The definition of evangelical is one of the hardest things to pin down. It has a long and complex history. In the United States its beginnings were closely connected to Billy Graham and Christianity Today. I am not so interested in the history (at least not for this post), I want to know what the term means today.
For some people (both adherents and critics), evangelicals represent a certain political stance. It is also often connected to certain social positions with regard to homosexuality and abortion. There are some who were raised in the evangelical church who have taken a different path on some of these issues and now self-describe as post-evangelicals. Some equate evangelicals with intolerance and hate (see my When It is Wrong to be Right).
I self-describe as an Evangelical and I am not ashamed of the label, even if I am embarrassed by some of those who share the label. But what does evangelical mean?
I would start with a belief in orthodox Christian theology. By this I mean the trinity, incarnation, deity of Christ, resurrection of Jesus and salvation by grace. Evangelicals, however, place more emphasis on two other doctrines.
One is a high view of Scripture. Even if they believe in the Wesleyan quadrilateral, there is one of the four that is more equal than the others. The Bible is not just a collection of reflections by people who believed they had experienced God. The Bible is the inspired Word of God and it is something that we can rely on for us to know and follow God through Jesus Christ. This does not mean that all evangelicals believe in a Norm Geisler style of inerrancy (although many do) but rather there is simply a high view of Scripture.
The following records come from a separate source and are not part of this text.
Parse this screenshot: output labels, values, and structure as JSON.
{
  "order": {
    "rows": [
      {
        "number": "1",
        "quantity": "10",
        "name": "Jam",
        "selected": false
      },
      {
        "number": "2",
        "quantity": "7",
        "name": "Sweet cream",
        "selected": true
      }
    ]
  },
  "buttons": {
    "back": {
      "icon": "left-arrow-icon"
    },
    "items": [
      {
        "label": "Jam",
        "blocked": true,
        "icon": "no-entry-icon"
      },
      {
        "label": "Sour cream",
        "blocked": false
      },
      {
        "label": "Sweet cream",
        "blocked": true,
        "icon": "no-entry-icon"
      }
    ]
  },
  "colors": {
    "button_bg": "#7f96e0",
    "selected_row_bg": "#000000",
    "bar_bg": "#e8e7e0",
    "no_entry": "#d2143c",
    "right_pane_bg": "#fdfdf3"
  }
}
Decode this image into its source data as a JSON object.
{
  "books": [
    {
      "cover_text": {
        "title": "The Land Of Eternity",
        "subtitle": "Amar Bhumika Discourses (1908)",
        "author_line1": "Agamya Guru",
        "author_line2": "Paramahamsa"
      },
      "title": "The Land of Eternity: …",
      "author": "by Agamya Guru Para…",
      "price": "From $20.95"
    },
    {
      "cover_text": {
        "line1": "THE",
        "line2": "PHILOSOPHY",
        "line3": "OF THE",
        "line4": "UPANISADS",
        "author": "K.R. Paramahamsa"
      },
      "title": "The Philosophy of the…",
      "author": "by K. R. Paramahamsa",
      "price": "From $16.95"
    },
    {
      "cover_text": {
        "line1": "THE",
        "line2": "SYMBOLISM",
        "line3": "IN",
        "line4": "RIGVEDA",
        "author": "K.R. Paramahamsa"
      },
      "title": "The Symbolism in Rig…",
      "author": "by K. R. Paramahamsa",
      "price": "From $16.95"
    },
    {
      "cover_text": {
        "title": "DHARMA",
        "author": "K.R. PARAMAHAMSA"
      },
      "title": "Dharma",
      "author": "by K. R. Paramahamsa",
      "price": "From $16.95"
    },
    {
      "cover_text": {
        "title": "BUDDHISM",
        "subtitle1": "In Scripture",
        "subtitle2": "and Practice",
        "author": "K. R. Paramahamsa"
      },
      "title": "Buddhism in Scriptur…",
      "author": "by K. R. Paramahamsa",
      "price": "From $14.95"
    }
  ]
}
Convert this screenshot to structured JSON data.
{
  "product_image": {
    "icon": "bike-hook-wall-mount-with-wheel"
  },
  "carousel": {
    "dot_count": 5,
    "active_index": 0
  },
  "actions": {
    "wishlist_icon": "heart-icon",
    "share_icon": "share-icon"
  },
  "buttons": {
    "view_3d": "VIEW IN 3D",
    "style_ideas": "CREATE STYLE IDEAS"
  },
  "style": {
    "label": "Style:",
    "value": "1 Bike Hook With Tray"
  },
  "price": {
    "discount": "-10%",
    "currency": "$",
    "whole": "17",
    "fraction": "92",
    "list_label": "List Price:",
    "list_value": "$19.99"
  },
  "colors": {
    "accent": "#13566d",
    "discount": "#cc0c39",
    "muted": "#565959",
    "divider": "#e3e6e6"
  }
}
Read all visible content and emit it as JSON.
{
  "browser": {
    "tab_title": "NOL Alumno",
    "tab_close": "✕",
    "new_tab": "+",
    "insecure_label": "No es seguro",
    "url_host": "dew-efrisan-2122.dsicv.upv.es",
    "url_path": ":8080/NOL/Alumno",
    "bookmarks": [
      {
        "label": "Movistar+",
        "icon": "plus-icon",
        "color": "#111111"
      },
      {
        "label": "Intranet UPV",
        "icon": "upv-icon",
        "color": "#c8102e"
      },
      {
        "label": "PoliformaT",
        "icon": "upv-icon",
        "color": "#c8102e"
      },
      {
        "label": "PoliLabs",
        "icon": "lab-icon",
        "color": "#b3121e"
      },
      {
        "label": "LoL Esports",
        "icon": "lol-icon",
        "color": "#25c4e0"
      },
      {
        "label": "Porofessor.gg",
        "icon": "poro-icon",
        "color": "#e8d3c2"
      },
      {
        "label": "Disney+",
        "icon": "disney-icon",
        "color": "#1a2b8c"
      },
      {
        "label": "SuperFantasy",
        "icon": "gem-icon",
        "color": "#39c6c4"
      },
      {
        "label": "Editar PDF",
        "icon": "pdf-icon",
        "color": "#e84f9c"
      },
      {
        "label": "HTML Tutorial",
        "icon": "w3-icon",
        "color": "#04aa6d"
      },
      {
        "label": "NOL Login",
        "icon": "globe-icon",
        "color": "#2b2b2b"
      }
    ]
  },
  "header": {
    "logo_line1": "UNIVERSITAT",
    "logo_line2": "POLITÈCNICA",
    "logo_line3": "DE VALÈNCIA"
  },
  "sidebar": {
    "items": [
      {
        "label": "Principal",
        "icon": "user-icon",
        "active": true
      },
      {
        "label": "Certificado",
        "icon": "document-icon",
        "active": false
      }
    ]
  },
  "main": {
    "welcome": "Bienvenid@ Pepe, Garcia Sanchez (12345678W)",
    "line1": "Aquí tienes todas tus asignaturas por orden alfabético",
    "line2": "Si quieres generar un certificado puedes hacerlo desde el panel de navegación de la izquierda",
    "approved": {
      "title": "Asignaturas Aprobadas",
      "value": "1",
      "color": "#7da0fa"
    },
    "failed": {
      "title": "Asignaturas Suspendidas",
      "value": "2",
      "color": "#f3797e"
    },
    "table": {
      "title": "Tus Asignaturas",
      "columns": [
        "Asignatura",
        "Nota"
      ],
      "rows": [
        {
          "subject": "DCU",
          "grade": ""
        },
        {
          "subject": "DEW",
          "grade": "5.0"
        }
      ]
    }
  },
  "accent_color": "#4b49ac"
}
Another aspect is that of a personal relationship with God rather than just describing oneself as an adherent to a religion. This likely goes back to the Wesleyan revivals. For many evangelicals, this means praying the “sinner’s prayer,” but that is not required. There are many people who are raised in the church and who enter into this relationship without being able to pinpoint the moment.
There is one more thing that I want to touch on. The word evangelical goes back to the Greek for Gospel or Good News. I am not sure how one can be evangelical without focusing on the Good News. The Good News is much more than just Jesus dying on the cross so we can go to heaven. The Good News is about God’s Kingdom coming to earth (with Jesus’ death and resurrection being major steps in that). Every time we submit to God’s will, every time we follow God’s commands, the Kingdom is spreading. This may horrify some, but helping the poor and feeding the hungry are integral to being evangelical. Helping the needy is not a slippery slope into liberalism, it is Kingdom living and therefore evangelicalism.
I may disagree with some evangelicals and they may disagree with me, but what matters is that we are Good News people. As for my post-evangelical friends, what does it mean to be post-Good News?